**MDPI and ACS Style**

Penadés-Plà, V.; García-Segura, T.; Martí, J.V.; Yepes, V.
An Optimization-LCA of a Prestressed Concrete Precast Bridge. *Sustainability* **2018**, *10*, 685.
https://doi.org/10.3390/su10030685

**AMA Style**

Penadés-Plà V, García-Segura T, Martí JV, Yepes V.
An Optimization-LCA of a Prestressed Concrete Precast Bridge. *Sustainability*. 2018; 10(3):685.
https://doi.org/10.3390/su10030685

**Chicago/Turabian Style**

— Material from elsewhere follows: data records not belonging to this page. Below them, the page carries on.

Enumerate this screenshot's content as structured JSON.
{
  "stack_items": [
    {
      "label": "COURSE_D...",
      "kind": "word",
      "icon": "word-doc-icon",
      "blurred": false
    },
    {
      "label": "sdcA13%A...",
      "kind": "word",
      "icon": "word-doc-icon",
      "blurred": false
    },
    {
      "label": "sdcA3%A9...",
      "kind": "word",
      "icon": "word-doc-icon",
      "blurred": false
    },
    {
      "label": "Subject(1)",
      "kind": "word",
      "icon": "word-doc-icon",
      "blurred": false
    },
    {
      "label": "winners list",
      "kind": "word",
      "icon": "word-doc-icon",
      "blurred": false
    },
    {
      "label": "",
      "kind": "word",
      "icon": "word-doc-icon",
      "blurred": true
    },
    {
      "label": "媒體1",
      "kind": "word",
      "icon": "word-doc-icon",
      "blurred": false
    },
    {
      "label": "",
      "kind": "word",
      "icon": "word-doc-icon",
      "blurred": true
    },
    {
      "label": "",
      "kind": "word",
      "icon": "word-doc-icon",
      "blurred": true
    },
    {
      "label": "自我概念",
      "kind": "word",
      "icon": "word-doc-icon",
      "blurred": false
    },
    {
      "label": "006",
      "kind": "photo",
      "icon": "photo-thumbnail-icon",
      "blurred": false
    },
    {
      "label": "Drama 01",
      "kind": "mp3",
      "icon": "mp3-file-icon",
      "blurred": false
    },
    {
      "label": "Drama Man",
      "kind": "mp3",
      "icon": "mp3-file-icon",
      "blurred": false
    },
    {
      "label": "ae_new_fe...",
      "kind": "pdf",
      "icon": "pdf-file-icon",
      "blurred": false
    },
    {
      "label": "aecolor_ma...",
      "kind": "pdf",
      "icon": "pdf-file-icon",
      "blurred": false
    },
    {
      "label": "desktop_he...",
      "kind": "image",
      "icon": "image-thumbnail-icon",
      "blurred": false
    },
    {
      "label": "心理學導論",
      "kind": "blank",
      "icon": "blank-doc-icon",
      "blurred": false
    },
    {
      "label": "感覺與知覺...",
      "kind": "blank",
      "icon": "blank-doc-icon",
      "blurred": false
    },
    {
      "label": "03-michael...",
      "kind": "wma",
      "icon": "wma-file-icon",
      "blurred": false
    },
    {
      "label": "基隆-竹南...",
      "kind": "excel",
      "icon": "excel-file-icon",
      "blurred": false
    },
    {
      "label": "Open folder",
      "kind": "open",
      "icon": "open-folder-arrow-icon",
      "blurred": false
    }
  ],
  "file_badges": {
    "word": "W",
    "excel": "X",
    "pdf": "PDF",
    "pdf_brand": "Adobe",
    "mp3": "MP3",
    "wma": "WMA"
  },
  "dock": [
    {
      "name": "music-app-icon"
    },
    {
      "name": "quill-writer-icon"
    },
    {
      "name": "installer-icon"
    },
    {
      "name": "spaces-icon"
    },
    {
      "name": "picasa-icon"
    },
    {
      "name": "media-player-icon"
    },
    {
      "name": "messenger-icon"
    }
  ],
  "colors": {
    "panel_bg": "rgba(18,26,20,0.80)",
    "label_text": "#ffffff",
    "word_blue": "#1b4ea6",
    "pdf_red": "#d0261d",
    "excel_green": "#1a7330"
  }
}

Penadés-Plà, Vicent, Tatiana García-Segura, José V. Martí, and Víctor Yepes.
2018. "An Optimization-LCA of a Prestressed Concrete Precast Bridge" *Sustainability* 10, no. 3: 685.
https://doi.org/10.3390/su10030685